For anyone who has spent any length of time in the Old Testament, the scene is likely familiar: Joseph, the high official in Pharaoh’s court, before his brothers, tearfully reveals his identity (Gen. 45:3). He’s been separated from the family for decades, and they’ve assumed he was lost to them or dead. After a few tense interactions, Joseph finally discloses his identity in an emotional flood.
In the background in this scene, as we see Joseph’s tearful face and hear the emotional reaction, stand the sons of Jacob, Joseph’s brothers. These same men earlier resented Joseph (Gen. 37:4, 8, 11); the same men sold him as a slave and falsely reported his death to their father (Gen. 37:31–33).
For a moment, let’s focus our attention on the fourth son, Judah.
This is Judah, son of the “hated” wife, Leah; named “praise” as his mother accepted her complete dependence on God (and alienation from his father) at his birth (Gen. 29:35). The first incident recorded in Judah’s life is one of deception and murder: he and his brothers, led by oldest sons Simeon and Levi, trick the sons of Shechem into being circumcised; while the men recover, they slaughter the men and plunder the city (Gen. 34).
This same Judah, when confronted with the choice to kill Joseph or sell him into slavery, opts for the latter. While we could extol him for saving Joseph’s life (along with Rueben, who suggested they abandon Joseph instead of killing him, Gen. 37:22), it’s also true that Judah takes the opportunity to leave his brother for dead and profit monetarily (Gen. 37:26–27).

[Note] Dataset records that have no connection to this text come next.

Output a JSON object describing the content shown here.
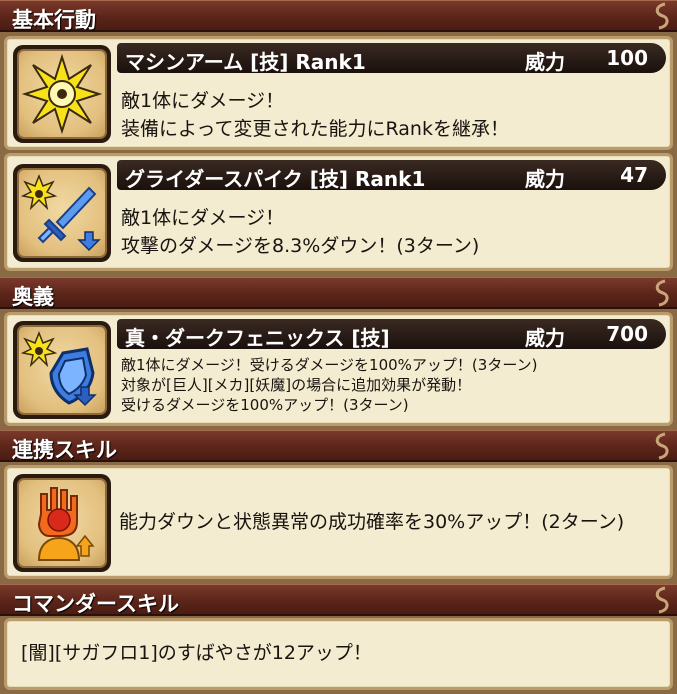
{
  "sections": {
    "basic": {
      "title": "基本行動"
    },
    "ougi": {
      "title": "奥義"
    },
    "renkei": {
      "title": "連携スキル"
    },
    "commander": {
      "title": "コマンダースキル"
    }
  },
  "skills": [
    {
      "name": "マシンアーム [技]  Rank1",
      "power_label": "威力",
      "power_value": "100",
      "icon": "burst-icon",
      "lines": [
        "敵1体にダメージ！",
        "装備によって変更された能力にRankを継承！"
      ]
    },
    {
      "name": "グライダースパイク [技]  Rank1",
      "power_label": "威力",
      "power_value": "47",
      "icon": "sword-down-icon",
      "lines": [
        "敵1体にダメージ！",
        "攻撃のダメージを8.3%ダウン！(3ターン)"
      ]
    },
    {
      "name": "真・ダークフェニックス [技]",
      "power_label": "威力",
      "power_value": "700",
      "icon": "shield-down-icon",
      "lines": [
        "敵1体にダメージ！受けるダメージを100%アップ！(3ターン)",
        "対象が[巨人][メカ][妖魔]の場合に追加効果が発動！",
        "受けるダメージを100%アップ！(3ターン)"
      ]
    }
  ],
  "renkei_skill": {
    "icon": "hand-up-icon",
    "text": "能力ダウンと状態異常の成功確率を30%アップ！(2ターン)"
  },
  "commander_skill": {
    "text": "[闇][サガフロ1]のすばやさが12アップ！"
  },
  "colors": {
    "header": "#5c2519",
    "panel": "#f3ecd0",
    "title_bar": "#1a100c",
    "burst_yellow": "#f7e21a",
    "sword_blue": "#3d7de0"
  }
}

This same Judah fails to keep his vow to Tamar as her father-in-law. When his first two sons were put to death due to their wickedness, Tamar is left alone. Instead of marrying her to his third son, Judah sends her home (Gen. 38:11). Then later, he unwittingly takes her for a prostitute and treats her like one (Gen. 38:15). When their encounter results in her pregnancy, he at first shames her—until he discovers he’s the man responsible for the child within her. Then, and only then, does Judah admit his unrighteousness (Gen. 38:26).
This same Judah, years later, stands in Pharaoh’s court before a man he knew held the power of life and death in his hands, and says “take me instead” when his brother Benjamin is called out (Gen. 44:33). Benjamin is another father favorite. Judah would never hold the same status as his youngest brothers, but given this second chance to intervene on one of their behalf, this time Judah gets it right. He intercedes.
It’s clear that God’s grace affected Judah, enabling him to love his family, both brother and father, in a sacrificial manner.
We’ve come a long way from “Come, let us sell him to the Ishmaelites” (Gen. 37:27) to “Please let your servant remain instead of the boy as a servant to my lord, and let the boy go back with his brothers” (Gen. 44:33). It’s clear that God’s grace affected Judah, enabling him to love his family, both brother and father, in a sacrificial manner.
“Let your servant remain instead of the boy.” How those words must’ve landed on Joseph’s ears. Before him stands a testimony of God’s grace: Judah, an older brother, now changed and playing the part of protecting the younger, weaker brother. The ways in which Judah had failed Joseph were left behind. Judah was now a protector of both young (Gen. 44:32) and old (“I fear to see the evil that would find my father,” Gen. 44:34). In the next verse, we see Joseph utterly undone: unable to “control himself,” he makes himself known to the brothers (Gen. 45:1).
Though we don’t have the whole picture, some scholars speculate that the Tamar tragedy was the turning point for Judah. Tamar acts justly in calling Judah to account for his sin. When he’s exposed as the man who has defiled her, his response is “she is more righteous than I” (Gen. 38:26). These aren’t the words of a man making excuses for his wicked behavior. Judah’s response implies that he is, at last, honest with God and himself about his sin.
There is repentance, a turning. And the next time we see Judah, he’s different.
With Judah’s shocking history in mind, consider how gracious of God to make Judah’s line the kingly line of Jesus’s heritage.
When Jacob’s sons assemble for their father’s deathbed blessings (Gen. 49), Judah receives the first positive words (Gen. 49:8–12); the brothers before him receive only stern warnings. Judah eventually becomes the father of many righteous kings: David, Jehoshaphat, Uzziah, Jotham, Hezekiah, and Josiah among them. Finally, one of his descendants is another Joseph, “of the house and lineage of David,” who brings his young pregnant wife to Bethlehem to register for the census (Luke 2). Indeed, this baby would be the “Lion of the tribe of Judah” (Rev. 5:5).
In Genesis 37, Joseph has a dream of his brothers bowing to him—and they did, in a temporal sense. But with the long view, we see that Judah’s offspring was the preeminent one, the one before whom all men would bow: “to him shall be the obedience of the peoples” (Gen. 49:10). The kindness of God extends this far: Judah, a stain on his family for many years, repented and became the father of the King of Kings.